2:07am- I’m staring at the ceiling. My eyes wander, trying to focus on something. My body wants to sleep, but my mind will not allow it to. It is plagued by one thought, like a virus, latching on to my every thought, slowly consuming me from within. I close my eyes, but this one thought demands that they stay open.
I’m not getting into any PhD programs this year.
This is the idea, planted in my brain, churning out every and all forms of doubt. Questions. Flashbacks. Hypotheticals. Any criticism ever pointed towards me. I want to shut it off. But I can’t. It’s not letting me. I think about all of the reasons why I would get accepted, then it turns into a list of all of my deficiencies. I have a really shoddy GPA, GRE scores are worse, I have no idea how I’m contributing to my area of interest, I can’t for the life of me see how my research is relevant to any of the programs I’m interested in. This may seem tedious, but unfortunately, this is what I have to think about. What exactly will I do when I’m there, and why am I applying there in the first place? If I can’t think of good answers for this, I have no business applying. Why do this? Even that question, I really hate asking, mutating my life’s goal into some business venture. To a degree, there’s a good justification for thinking like that: it’s mainly because schools don’t just accept you, but invest in you, and they want to make sure they’ll see good on their return. But this….this is where my life has led up to. Now, I’m staring at the gatekeepers, and they aren’t impressed.
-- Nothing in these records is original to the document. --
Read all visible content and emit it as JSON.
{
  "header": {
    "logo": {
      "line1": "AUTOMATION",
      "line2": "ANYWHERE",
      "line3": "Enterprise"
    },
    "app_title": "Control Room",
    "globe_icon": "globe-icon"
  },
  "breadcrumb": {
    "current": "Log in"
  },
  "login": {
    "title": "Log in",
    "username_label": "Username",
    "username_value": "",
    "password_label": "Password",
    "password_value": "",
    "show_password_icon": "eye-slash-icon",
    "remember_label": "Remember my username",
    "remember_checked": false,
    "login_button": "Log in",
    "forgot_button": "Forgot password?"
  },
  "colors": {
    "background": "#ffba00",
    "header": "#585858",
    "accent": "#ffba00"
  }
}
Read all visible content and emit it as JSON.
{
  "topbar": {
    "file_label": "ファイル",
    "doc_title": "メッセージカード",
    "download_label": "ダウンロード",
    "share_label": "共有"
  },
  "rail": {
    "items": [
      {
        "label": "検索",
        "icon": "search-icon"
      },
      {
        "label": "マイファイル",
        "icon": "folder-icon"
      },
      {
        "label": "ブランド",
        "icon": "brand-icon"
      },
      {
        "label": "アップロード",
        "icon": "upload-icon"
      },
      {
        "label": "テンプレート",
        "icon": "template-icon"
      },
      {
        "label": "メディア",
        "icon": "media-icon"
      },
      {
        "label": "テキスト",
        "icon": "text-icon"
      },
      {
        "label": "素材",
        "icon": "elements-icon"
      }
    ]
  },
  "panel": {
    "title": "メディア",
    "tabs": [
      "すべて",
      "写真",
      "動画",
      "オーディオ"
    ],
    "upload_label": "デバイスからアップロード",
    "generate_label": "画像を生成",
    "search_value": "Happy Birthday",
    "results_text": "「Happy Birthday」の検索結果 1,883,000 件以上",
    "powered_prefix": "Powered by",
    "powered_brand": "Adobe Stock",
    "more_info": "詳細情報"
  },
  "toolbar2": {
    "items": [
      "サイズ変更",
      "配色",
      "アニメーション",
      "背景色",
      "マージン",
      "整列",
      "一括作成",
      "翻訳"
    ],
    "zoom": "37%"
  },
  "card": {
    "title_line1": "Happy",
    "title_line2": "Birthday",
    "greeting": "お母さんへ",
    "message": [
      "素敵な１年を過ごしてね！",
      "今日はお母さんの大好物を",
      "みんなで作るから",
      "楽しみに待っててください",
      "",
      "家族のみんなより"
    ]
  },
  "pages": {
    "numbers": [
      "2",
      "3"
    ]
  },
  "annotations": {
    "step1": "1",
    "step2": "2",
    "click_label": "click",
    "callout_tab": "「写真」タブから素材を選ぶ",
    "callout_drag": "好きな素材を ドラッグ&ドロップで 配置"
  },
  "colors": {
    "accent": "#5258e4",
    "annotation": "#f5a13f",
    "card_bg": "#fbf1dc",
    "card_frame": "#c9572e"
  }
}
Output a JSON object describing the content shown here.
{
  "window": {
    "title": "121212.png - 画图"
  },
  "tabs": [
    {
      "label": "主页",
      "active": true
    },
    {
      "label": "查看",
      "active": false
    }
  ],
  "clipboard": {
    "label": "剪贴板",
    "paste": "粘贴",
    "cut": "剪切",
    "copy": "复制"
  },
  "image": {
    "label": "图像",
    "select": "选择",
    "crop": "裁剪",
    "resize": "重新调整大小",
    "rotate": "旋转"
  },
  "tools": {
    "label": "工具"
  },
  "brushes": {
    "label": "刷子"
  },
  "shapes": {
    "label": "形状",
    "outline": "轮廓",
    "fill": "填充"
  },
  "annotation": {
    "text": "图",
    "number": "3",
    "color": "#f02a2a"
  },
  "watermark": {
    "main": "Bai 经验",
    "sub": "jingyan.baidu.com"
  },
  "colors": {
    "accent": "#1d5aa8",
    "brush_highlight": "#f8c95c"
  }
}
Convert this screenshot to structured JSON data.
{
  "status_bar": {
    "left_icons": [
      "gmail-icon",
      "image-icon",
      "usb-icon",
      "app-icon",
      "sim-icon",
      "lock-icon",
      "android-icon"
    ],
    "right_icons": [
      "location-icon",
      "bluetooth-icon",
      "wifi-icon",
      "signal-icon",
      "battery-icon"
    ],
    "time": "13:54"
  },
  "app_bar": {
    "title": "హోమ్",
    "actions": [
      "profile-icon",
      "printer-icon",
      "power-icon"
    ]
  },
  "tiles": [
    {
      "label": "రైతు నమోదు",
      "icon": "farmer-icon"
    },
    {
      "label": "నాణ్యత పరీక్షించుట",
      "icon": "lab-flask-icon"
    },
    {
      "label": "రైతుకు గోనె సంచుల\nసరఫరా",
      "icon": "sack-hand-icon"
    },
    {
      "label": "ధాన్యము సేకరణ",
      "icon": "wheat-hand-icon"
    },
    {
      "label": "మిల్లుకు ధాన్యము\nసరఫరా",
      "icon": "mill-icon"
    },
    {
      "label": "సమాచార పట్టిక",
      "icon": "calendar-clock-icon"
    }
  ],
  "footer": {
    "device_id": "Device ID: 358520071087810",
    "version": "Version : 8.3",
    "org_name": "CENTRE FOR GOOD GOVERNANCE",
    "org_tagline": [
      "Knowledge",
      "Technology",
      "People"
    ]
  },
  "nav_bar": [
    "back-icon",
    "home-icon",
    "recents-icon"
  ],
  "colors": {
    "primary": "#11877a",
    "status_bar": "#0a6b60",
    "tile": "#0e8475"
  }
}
I would turn my life into a work of art, sacrificing myself to such exquisite paradoxes that every breath I took would teach me how to savor my own doom…I would do nothing to thwart the inevitable, but neither would I rush to meet it. If life could continue for the time being as it always had, so much the better. I would be patient, I would hold fast. It was simply that I knew what was in store for me, and whether it happened to tomorrow, it would nevertheless happen. -from Paul Auster’s Moon Palace
Paul Austers Moon Palace, with cover art by Grez, acclaimed New York tattoo artist
A few weeks ago, I was housesitting for a friend of mine. This was in the midst of trying to get a lot of work done, including working on application essays, studying for the GRE’s, sending out abstracts for academic conferences, and even setting up this blog. I didn’t think this would be a problem since I’ve always worked better in solitude. (or, that’s what I told myself) After settling in, I stumbled across a local bookstore and looked for something new to read. I saw a copy of Paul Auster’s Moon Palace. I’ve always been a fan of his, and have been meaning to pick up more of his work. My favorite part was that it was a special cover- its art design looked like Sailor Jerry-style tattoos. It spoke to me. I started reading it, and almost instantly, I was the character- lost, but not accidentally, searching for meaning in a fragmented reality, looking up at stars, wondering which one I’ll land on. I was Marco Stanley Fogg, traveling the American landscape and trying to make sense of it at the same time.
I’m sitting at a Starbucks, typing this post, with my GRE books in front of me. I don’t want to open them, nor do I wish to continue studying them. But that is what is needed for me to continue this process. As I mention in the “About” page, I applied to PhD programs last year and did not get accepted . Not a single one. It was a real blow because I thought I really had a chance. Getting these rejections is a really strange experience- you know what you need to do, but you can’t help asking if you should trying again. It’s a feeling somewhere in the middle of a reflex and grief. It’s so hard to envision applying without those letters coming back to me. What’s left are now these exams, serving as gatekeepers. It’s not the exams that are hard- it’s what they represent. An insurmountable goal, waiting to watch you try, and taking glee when you fail. Like Sisyphus, I decided to push the boulder, but I wasn’t strong enough this time. The boulder officially rolled back to the ground, and I have to ask myself if it’s worth pushing it back up.